§ **What to do**: When you respond, restate each record exactly as it is given.

§ **Records**:
★ ★ ★

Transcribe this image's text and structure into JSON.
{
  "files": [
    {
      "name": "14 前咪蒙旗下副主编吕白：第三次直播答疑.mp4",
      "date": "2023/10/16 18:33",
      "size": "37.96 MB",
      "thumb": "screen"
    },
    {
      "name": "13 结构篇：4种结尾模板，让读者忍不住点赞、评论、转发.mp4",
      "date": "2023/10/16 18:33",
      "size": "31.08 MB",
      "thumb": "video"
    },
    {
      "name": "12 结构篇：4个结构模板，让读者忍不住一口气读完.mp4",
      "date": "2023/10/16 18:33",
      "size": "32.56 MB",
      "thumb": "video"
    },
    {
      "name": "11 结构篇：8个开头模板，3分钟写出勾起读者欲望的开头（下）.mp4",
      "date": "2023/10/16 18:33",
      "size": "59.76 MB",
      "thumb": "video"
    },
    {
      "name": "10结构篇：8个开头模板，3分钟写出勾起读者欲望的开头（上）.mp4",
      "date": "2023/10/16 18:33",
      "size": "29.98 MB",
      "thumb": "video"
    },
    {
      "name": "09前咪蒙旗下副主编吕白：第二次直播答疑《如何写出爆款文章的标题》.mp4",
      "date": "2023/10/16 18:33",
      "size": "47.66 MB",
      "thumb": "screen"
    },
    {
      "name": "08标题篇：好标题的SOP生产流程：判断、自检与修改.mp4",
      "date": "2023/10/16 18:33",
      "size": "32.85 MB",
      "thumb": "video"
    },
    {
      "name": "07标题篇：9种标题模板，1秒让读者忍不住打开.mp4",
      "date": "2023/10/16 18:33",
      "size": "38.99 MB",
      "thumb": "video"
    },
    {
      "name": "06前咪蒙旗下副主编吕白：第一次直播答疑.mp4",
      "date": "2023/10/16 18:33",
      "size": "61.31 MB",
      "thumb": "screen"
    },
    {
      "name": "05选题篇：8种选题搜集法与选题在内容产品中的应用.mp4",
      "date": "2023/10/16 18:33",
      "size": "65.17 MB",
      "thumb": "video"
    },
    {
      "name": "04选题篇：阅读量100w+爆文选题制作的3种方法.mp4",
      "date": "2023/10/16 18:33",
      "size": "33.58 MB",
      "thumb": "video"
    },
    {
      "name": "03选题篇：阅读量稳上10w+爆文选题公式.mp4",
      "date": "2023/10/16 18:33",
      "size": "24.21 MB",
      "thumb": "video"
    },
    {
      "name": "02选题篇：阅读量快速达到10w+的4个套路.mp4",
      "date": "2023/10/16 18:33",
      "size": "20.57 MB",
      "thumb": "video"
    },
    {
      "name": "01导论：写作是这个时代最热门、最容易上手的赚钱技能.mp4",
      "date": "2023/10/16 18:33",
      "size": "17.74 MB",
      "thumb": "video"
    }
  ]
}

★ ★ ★

§ **Task output**:
Transcribe this image's text and structure into JSON.
{
  "files": [
    {
      "name": "14 前咪蒙旗下副主编吕白：第三次直播答疑.mp4",
      "date": "2023/10/16 18:33",
      "size": "37.96 MB",
      "thumb": "screen"
    },
    {
      "name": "13 结构篇：4种结尾模板，让读者忍不住点赞、评论、转发.mp4",
      "date": "2023/10/16 18:33",
      "size": "31.08 MB",
      "thumb": "video"
    },
    {
      "name": "12 结构篇：4个结构模板，让读者忍不住一口气读完.mp4",
      "date": "2023/10/16 18:33",
      "size": "32.56 MB",
      "thumb": "video"
    },
    {
      "name": "11 结构篇：8个开头模板，3分钟写出勾起读者欲望的开头（下）.mp4",
      "date": "2023/10/16 18:33",
      "size": "59.76 MB",
      "thumb": "video"
    },
    {
      "name": "10结构篇：8个开头模板，3分钟写出勾起读者欲望的开头（上）.mp4",
      "date": "2023/10/16 18:33",
      "size": "29.98 MB",
      "thumb": "video"
    },
    {
      "name": "09前咪蒙旗下副主编吕白：第二次直播答疑《如何写出爆款文章的标题》.mp4",
      "date": "2023/10/16 18:33",
      "size": "47.66 MB",
      "thumb": "screen"
    },
    {
      "name": "08标题篇：好标题的SOP生产流程：判断、自检与修改.mp4",
      "date": "2023/10/16 18:33",
      "size": "32.85 MB",
      "thumb": "video"
    },
    {
      "name": "07标题篇：9种标题模板，1秒让读者忍不住打开.mp4",
      "date": "2023/10/16 18:33",
      "size": "38.99 MB",
      "thumb": "video"
    },
    {
      "name": "06前咪蒙旗下副主编吕白：第一次直播答疑.mp4",
      "date": "2023/10/16 18:33",
      "size": "61.31 MB",
      "thumb": "screen"
    },
    {
      "name": "05选题篇：8种选题搜集法与选题在内容产品中的应用.mp4",
      "date": "2023/10/16 18:33",
      "size": "65.17 MB",
      "thumb": "video"
    },
    {
      "name": "04选题篇：阅读量100w+爆文选题制作的3种方法.mp4",
      "date": "2023/10/16 18:33",
      "size": "33.58 MB",
      "thumb": "video"
    },
    {
      "name": "03选题篇：阅读量稳上10w+爆文选题公式.mp4",
      "date": "2023/10/16 18:33",
      "size": "24.21 MB",
      "thumb": "video"
    },
    {
      "name": "02选题篇：阅读量快速达到10w+的4个套路.mp4",
      "date": "2023/10/16 18:33",
      "size": "20.57 MB",
      "thumb": "video"
    },
    {
      "name": "01导论：写作是这个时代最热门、最容易上手的赚钱技能.mp4",
      "date": "2023/10/16 18:33",
      "size": "17.74 MB",
      "thumb": "video"
    }
  ]
}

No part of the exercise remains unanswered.